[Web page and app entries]
·····
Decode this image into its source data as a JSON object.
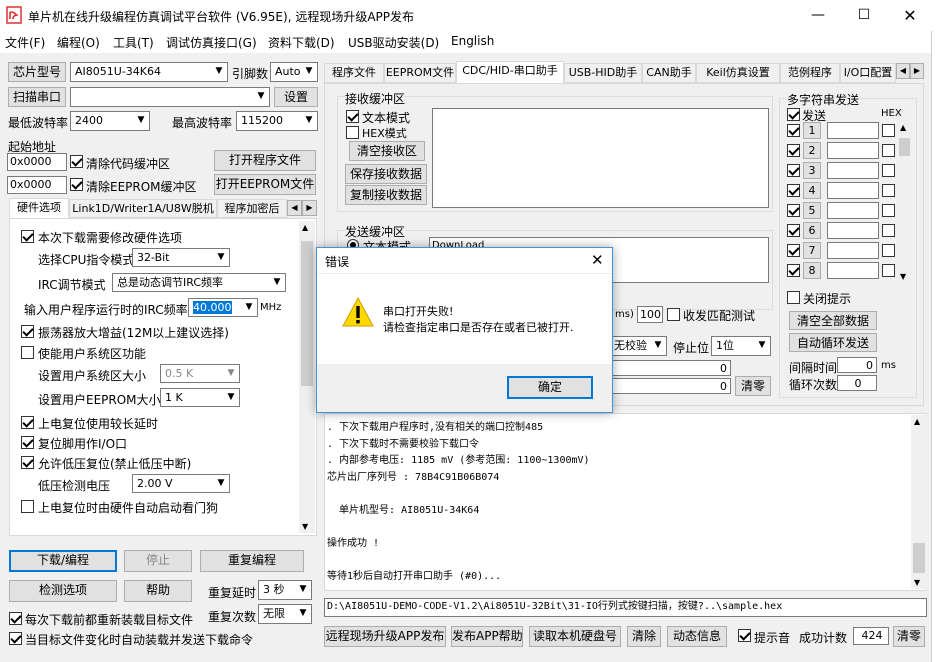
{
  "title": "单片机在线升级编程仿真调试平台软件 (V6.95E), 远程现场升级APP发布",
  "menu": [
    "文件(F)",
    "编程(O)",
    "工具(T)",
    "调试仿真接口(G)",
    "资料下载(D)",
    "USB驱动安装(D)",
    "English"
  ],
  "left": {
    "chip_btn": "芯片型号",
    "chip_value": "AI8051U-34K64",
    "lead_label": "引脚数",
    "lead_value": "Auto",
    "scan_btn": "扫描串口",
    "setting_btn": "设置",
    "min_baud_label": "最低波特率",
    "min_baud": "2400",
    "max_baud_label": "最高波特率",
    "max_baud": "115200",
    "start_addr_label": "起始地址",
    "addr1": "0x0000",
    "clear_code": "清除代码缓冲区",
    "open_prog": "打开程序文件",
    "addr2": "0x0000",
    "clear_eeprom": "清除EEPROM缓冲区",
    "open_eeprom": "打开EEPROM文件",
    "tabs": [
      "硬件选项",
      "Link1D/Writer1A/U8W脱机",
      "程序加密后"
    ],
    "hw": {
      "opt1": "本次下载需要修改硬件选项",
      "cpu_label": "选择CPU指令模式",
      "cpu_value": "32-Bit",
      "irc_label": "IRC调节模式",
      "irc_value": "总是动态调节IRC频率",
      "freq_label": "输入用户程序运行时的IRC频率",
      "freq_value": "40.000",
      "freq_unit": "MHz",
      "osc": "振荡器放大增益(12M以上建议选择)",
      "sys_area": "使能用户系统区功能",
      "sys_size_label": "设置用户系统区大小",
      "sys_size": "0.5 K",
      "eeprom_size_label": "设置用户EEPROM大小",
      "eeprom_size": "1   K",
      "por_delay": "上电复位使用较长延时",
      "reset_io": "复位脚用作I/O口",
      "lvr": "允许低压复位(禁止低压中断)",
      "lvd_label": "低压检测电压",
      "lvd_value": "2.00 V",
      "wdt": "上电复位时由硬件自动启动看门狗"
    },
    "download_btn": "下载/编程",
    "stop_btn": "停止",
    "reprog_btn": "重复编程",
    "check_btn": "检测选项",
    "help_btn": "帮助",
    "delay_label": "重复延时",
    "delay_value": "3 秒",
    "count_label": "重复次数",
    "count_value": "无限",
    "reload": "每次下载前都重新装载目标文件",
    "auto_load": "当目标文件变化时自动装载并发送下载命令"
  },
  "right": {
    "tabs": [
      "程序文件",
      "EEPROM文件",
      "CDC/HID-串口助手",
      "USB-HID助手",
      "CAN助手",
      "Keil仿真设置",
      "范例程序",
      "I/O口配置"
    ],
    "recv_label": "接收缓冲区",
    "text_mode": "文本模式",
    "hex_mode": "HEX模式",
    "clear_recv": "清空接收区",
    "save_recv": "保存接收数据",
    "copy_recv": "复制接收数据",
    "send_label": "发送缓冲区",
    "send_text_mode": "文本模式",
    "send_content": "DownLoad",
    "ms_value": "100",
    "ms_unit": "ms)",
    "match": "收发匹配测试",
    "check_value": "无校验",
    "stop_label": "停止位",
    "stop_value": "1位",
    "rx_count": "0",
    "tx_count": "0",
    "clear_count": "清零",
    "multi_label": "多字符串发送",
    "send_col": "发送",
    "hex_col": "HEX",
    "rows": [
      "1",
      "2",
      "3",
      "4",
      "5",
      "6",
      "7",
      "8"
    ],
    "close_tip": "关闭提示",
    "clear_all": "清空全部数据",
    "auto_loop": "自动循环发送",
    "interval_label": "间隔时间",
    "interval_value": "0",
    "interval_unit": "ms",
    "loop_label": "循环次数",
    "loop_value": "0"
  },
  "log": [
    ". 下次下载用户程序时,没有相关的端口控制485",
    ". 下次下载时不需要校验下载口令",
    ". 内部参考电压: 1185 mV (参考范围: 1100~1300mV)",
    "芯片出厂序列号 : 78B4C91B06B074",
    "",
    "  单片机型号: AI8051U-34K64",
    "",
    "操作成功 !",
    "",
    "等待1秒后自动打开串口助手 (#0)..."
  ],
  "path": "D:\\AI8051U-DEMO-CODE-V1.2\\Ai8051U-32Bit\\31-IO行列式按键扫描，按键?..\\sample.hex",
  "bottom": {
    "remote": "远程现场升级APP发布",
    "help": "发布APP帮助",
    "read_disk": "读取本机硬盘号",
    "clear": "清除",
    "anim": "动态信息",
    "sound": "提示音",
    "success_label": "成功计数",
    "success_value": "424",
    "clear2": "清零"
  },
  "dialog": {
    "title": "错误",
    "line1": "串口打开失败!",
    "line2": "请检查指定串口是否存在或者已被打开.",
    "ok": "确定"
  }
}
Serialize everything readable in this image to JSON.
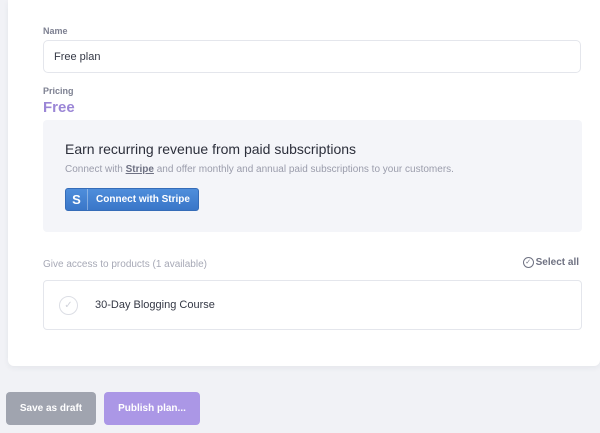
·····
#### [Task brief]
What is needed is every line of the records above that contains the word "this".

#### [Response below]
Decode this image into its source data as a JSON object.
Serialize everything readable in this image to JSON.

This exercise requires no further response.